  1. https://vote.nz/boundary-review-2019-2020/
  2. "Hon Ruth Dyson". New Zealand Parliament. 16 October 2019. Retrieved 21 November 2019.
  3. "Electoral Act 1993". Act No. 87 of 17 August 1993. Archived from the original on 10 July 2015. Retrieved 30 June 2015.
  4. "The Battle of Banks-Peninsula: two fresh faces contest a newly competitive seat". Stuff (Fairfax). 12 January 2020.
  5. "Untitled (interactive map)". vote.nz. New Zealand Electoral Commission. Retrieved 21 November 2019.
  6. Law, Tina (20 November 2019). "Boundary changes could swing Labour's safe Port Hills seat toward National". The Press . Retrieved 21 November 2019.
  7. "Report of the Representation Commission 2020" (PDF). 17 April 2020.
  8. New Zealand Electoral Commission (6 November 2020). "Banks Peninsula". Electionresults.govt.nz. Retrieved 8 November 2020.
  9. "Official Count Results Banks Peninsula". Elections New Zealand. 1 October 2005. Retrieved 19 January 2010.
  10. "Official Count Results Banks Peninsula". Elections New Zealand. 10 August 2002. Retrieved 17 January 2010.
  11. "Official Count Results (1999) – Electoral Votes for registered parties by electorate". NZ Electoral Commission. Retrieved 24 September 2017.[ permanent dead link ]
  12. "Official Count Results (1999) – Candidate Vote Details". NZ Electoral Commission. Retrieved 24 September 2017.[ permanent dead link ]
  13. "Electorate Candidate and Party Votes Recorded at Each Polling Place - Banks Peninsula, 1996" (PDF). Retrieved 8 July 2013.
  14. "Part III - Party Lists of Successful Registered Parties" (PDF). Electoral Commission. Archived from the original (PDF) on 8 February 2013. Retrieved 22 June 2013.

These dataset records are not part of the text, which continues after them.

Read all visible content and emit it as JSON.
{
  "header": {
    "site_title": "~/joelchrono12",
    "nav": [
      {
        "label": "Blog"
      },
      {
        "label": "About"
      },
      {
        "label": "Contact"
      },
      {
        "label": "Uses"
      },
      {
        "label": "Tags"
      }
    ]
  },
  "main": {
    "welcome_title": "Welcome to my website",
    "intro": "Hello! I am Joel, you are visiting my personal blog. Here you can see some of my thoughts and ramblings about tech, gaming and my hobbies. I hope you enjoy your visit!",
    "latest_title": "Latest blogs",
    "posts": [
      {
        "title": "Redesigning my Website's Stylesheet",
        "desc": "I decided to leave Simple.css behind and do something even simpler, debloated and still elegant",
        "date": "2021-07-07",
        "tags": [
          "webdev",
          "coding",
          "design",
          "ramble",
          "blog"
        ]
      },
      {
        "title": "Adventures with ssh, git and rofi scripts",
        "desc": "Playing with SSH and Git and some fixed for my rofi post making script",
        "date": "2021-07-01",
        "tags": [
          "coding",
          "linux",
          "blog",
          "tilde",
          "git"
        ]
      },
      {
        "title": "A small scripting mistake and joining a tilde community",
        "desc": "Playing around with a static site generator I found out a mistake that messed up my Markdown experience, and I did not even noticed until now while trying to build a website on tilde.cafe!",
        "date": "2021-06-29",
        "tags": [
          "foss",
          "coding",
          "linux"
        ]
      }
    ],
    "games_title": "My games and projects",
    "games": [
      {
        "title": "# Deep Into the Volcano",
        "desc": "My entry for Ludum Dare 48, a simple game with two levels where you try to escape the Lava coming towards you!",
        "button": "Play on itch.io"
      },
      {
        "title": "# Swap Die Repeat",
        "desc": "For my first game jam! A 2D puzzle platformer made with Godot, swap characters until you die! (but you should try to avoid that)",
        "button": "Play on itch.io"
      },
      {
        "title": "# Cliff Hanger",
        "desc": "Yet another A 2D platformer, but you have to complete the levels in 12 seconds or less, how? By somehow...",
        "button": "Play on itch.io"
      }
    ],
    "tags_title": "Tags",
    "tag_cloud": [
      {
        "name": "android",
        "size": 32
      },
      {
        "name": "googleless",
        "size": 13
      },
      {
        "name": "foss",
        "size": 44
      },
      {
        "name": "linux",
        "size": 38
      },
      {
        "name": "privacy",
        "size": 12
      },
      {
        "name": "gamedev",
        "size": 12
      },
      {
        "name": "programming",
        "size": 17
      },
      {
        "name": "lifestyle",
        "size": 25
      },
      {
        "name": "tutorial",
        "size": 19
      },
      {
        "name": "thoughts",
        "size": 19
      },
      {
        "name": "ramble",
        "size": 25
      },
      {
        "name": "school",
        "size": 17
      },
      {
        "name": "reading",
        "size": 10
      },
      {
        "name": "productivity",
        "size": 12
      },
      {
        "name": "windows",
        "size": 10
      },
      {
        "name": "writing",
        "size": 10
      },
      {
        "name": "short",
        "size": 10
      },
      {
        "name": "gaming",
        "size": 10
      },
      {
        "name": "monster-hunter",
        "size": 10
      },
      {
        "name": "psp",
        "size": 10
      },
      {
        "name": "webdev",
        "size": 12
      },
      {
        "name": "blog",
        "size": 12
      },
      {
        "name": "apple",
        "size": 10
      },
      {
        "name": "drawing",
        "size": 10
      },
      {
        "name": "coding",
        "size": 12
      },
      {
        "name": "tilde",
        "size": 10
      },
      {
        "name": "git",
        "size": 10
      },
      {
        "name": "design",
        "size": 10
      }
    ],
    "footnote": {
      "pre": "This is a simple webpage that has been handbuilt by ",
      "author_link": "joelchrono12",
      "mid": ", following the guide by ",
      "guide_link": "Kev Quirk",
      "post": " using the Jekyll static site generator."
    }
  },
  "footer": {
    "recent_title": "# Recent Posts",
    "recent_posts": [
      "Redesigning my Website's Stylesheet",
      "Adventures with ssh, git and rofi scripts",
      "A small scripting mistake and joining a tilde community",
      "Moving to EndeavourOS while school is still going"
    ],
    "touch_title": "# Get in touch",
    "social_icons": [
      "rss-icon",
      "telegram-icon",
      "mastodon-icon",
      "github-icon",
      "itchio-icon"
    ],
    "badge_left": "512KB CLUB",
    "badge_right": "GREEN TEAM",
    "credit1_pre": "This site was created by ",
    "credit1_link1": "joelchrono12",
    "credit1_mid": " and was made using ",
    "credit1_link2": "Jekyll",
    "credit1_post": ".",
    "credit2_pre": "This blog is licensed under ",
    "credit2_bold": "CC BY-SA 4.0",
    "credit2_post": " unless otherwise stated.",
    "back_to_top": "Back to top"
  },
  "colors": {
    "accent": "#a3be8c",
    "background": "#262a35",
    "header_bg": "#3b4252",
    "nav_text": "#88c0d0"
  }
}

  15. "Part III - Party Lists of unsuccessful Registered Parties" (PDF). Electoral Commission. Archived from the original (PDF) on 8 February 2013. Retrieved 22 June 2013.